Fiscal Policy Center Director and seasoned professor Penn Pfiffner has been bugging me to remind folks about his class Free People, Free Markets: the Foundations of Liberty. I’m finally finished with that crucial game of spider solitaire, so here goes. This Saturday kicks off the first of five sessions for the class, so time is quickly running out for all you who want to attend but haven’t RSVP’d yet. RSVP now! Or if web based RSVPing is too new school, give us a ring at 303.279.6536 and do it the old fashioned way. Anyhow, the class is fantastic. I learned more in one session with Penn than I did in all my days attending remedial classes (shop was a guaranteed B+ by the way; my pencil holders kicked major ass). Plus, I wouldn’t have forced my entire staff to take the class in full if it weren’t the bees-knees. They came away more more secure in their beliefs and chock full of new knowledge on economics, history, and philosophy. Take the course people, it just might change your life.
In addition to the great work that Linda Gorman does on health care policy, we’ve got another fantastic policy analyst in Brian Schwartz. Brian posts daily on our health care blog Patient Power and his articles can be found frequently in the Rocky, Daily Camera, and other major newspapers. So I was thinking the other day that it was about time we get Brian on wax so to speak about the current state of health care policy in Colorado. He agreed, so I set him up with my underpaid and overworked minion Justin Longo to do a podcast. In this iVoices.org podcast, Brian and Justin go into some common misconceptions about health care, some policies that hinder the market for health care, and finally some policy prescriptions that would help free up the over-regulated system. I’ve also collected some of Brian’s finer works as an overview of his take on health care policy.
Operation get smart about health care, GO:
An actual budget cut or a scaling back on a scheduled budget increase? That was really the heart of what I wanted to get out of our Fiscal Policy Center Director Penn Pfiffner during our latest iVoices.org podcast. My initial thoughts about the supposed $600 million budget “cuts” were pretty much validated. Not to spoil Penn’s thunder or anything but if you don’t have the 8 minutes to listen to our conversation, here is the bottom line: the general assembly is not actually cutting $600 million plus from the budget, they really are only cutting $234 million…. which amounts to around 3.1% of the entire budget. Armageddon? Nope. But honestly, what would you do without us? Heeding the threats from the media, you may have been out buying rations for the coming apocalypse.
There’s an old adage that I tend to follow, “if it sounds too good to be true, it probably is.” A slight twist on that one I also use often is, “if it sounds like BS, it probably is.” Nothing could fit that second insight better than when I came across this,
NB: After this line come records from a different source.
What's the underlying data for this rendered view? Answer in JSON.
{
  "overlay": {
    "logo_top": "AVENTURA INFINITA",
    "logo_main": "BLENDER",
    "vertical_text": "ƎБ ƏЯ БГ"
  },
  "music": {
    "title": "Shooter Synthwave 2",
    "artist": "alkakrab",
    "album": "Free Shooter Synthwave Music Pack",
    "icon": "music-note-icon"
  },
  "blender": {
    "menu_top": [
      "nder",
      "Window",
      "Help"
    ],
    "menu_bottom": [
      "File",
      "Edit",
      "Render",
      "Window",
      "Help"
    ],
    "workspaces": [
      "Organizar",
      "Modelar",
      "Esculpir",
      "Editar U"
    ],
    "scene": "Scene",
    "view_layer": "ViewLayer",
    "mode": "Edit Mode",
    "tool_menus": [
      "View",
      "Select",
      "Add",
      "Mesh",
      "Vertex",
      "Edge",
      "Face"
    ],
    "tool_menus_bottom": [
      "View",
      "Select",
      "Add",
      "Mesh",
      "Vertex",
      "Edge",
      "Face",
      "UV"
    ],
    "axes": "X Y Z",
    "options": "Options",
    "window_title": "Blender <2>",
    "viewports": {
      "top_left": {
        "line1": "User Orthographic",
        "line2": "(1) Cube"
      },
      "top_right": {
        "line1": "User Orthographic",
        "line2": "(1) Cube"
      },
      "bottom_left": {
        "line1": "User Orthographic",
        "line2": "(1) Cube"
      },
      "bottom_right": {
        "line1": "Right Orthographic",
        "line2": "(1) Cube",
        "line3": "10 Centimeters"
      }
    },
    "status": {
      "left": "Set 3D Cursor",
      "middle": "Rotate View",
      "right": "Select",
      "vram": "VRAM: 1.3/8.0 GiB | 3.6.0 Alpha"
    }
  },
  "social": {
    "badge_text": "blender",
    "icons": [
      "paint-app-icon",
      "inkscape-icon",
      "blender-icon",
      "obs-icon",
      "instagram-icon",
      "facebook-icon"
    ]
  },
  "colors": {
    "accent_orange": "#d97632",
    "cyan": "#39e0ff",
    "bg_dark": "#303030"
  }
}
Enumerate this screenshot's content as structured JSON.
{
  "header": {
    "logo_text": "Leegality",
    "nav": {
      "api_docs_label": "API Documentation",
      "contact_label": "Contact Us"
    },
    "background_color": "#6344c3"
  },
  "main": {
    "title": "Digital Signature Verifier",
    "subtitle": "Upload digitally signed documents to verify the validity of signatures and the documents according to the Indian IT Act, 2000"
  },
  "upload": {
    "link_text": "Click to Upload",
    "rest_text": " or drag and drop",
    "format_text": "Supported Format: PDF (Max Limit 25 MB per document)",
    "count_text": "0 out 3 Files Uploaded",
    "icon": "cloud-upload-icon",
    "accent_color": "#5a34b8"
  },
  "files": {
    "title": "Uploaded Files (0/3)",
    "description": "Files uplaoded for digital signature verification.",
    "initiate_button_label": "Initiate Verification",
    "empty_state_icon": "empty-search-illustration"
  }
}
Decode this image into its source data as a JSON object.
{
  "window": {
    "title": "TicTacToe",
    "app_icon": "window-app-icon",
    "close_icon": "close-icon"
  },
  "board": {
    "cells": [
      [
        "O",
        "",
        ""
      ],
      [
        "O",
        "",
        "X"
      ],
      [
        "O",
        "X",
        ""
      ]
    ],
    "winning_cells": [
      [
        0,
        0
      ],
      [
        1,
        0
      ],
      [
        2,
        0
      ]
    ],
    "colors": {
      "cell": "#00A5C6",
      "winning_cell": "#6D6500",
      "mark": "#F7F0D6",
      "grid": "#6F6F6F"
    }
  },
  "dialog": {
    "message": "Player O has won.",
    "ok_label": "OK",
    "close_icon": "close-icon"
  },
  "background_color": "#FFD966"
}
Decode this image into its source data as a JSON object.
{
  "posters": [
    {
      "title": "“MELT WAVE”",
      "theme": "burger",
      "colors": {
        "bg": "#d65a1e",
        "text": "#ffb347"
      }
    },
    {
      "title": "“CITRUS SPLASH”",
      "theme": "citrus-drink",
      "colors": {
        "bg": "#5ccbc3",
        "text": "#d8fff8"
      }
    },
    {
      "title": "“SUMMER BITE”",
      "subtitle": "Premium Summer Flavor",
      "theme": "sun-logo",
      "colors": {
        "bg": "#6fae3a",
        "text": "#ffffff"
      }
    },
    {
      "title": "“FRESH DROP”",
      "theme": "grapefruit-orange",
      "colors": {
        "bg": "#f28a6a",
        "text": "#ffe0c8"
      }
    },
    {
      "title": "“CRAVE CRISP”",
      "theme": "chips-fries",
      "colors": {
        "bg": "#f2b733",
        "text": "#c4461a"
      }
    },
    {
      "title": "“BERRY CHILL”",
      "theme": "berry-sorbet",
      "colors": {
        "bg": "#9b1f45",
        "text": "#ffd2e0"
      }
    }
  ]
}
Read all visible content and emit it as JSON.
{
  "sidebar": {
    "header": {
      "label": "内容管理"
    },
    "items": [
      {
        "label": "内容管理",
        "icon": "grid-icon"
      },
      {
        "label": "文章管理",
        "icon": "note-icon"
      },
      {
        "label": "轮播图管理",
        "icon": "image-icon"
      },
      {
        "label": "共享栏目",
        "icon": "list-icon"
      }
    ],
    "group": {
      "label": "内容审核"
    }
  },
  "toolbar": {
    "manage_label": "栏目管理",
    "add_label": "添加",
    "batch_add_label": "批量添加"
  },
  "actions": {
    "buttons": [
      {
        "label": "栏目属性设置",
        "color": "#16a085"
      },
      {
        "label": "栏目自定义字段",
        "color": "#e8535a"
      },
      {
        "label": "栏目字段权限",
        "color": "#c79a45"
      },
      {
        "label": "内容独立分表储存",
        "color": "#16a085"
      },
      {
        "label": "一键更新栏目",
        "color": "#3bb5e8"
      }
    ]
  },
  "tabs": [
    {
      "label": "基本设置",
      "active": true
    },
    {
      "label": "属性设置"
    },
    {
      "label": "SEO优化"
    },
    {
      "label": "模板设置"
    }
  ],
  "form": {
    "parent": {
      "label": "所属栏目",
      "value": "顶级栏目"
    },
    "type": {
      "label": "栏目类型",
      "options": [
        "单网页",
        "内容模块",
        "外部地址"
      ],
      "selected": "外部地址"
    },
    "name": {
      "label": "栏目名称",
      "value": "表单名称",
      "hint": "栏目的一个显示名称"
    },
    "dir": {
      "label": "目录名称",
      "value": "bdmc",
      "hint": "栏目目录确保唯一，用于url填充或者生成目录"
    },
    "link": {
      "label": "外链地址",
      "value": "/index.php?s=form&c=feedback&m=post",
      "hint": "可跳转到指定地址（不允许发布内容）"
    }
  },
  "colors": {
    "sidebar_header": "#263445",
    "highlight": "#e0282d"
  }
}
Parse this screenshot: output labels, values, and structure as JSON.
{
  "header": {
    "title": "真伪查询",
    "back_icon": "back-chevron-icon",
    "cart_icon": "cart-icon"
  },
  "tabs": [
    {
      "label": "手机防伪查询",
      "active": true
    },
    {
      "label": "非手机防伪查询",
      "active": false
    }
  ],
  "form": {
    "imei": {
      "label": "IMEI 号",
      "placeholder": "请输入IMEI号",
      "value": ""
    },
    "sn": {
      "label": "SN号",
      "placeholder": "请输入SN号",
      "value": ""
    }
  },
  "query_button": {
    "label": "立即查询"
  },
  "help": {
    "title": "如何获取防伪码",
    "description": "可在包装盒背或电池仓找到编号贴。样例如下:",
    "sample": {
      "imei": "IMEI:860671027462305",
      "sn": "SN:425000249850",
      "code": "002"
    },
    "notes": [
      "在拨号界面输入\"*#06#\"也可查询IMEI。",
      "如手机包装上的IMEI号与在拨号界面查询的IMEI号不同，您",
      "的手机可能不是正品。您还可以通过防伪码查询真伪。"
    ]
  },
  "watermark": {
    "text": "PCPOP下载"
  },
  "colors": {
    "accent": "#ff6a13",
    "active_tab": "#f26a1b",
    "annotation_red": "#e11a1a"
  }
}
between 2000 and 2006, the number of children living in poverty in Colorado increased by 73 percent – the highest increase by far of any state in the nation.
73%! Are you kidding me? Well fortunately, KidsCount in Colorado! were. Phew. That highly unlikely statement was made in this 2008 report. Health Care Policy Center director Linda Gorman felt the statement was at the least, fishy, and at most dishonest. With some digging, she uncovered the truth behind that misleading 73% statement and published an Issue Paper titled, KidsCount! Report Showcases Misleading Child Poverty Numbers.
Head over to iVoices.org to check out Linda’s podcast with policy analyst Ben Degrow where they discuss the way in which the numbers were tortured to confess things they should not have, and some of the rationale behind touting such misleading statistics.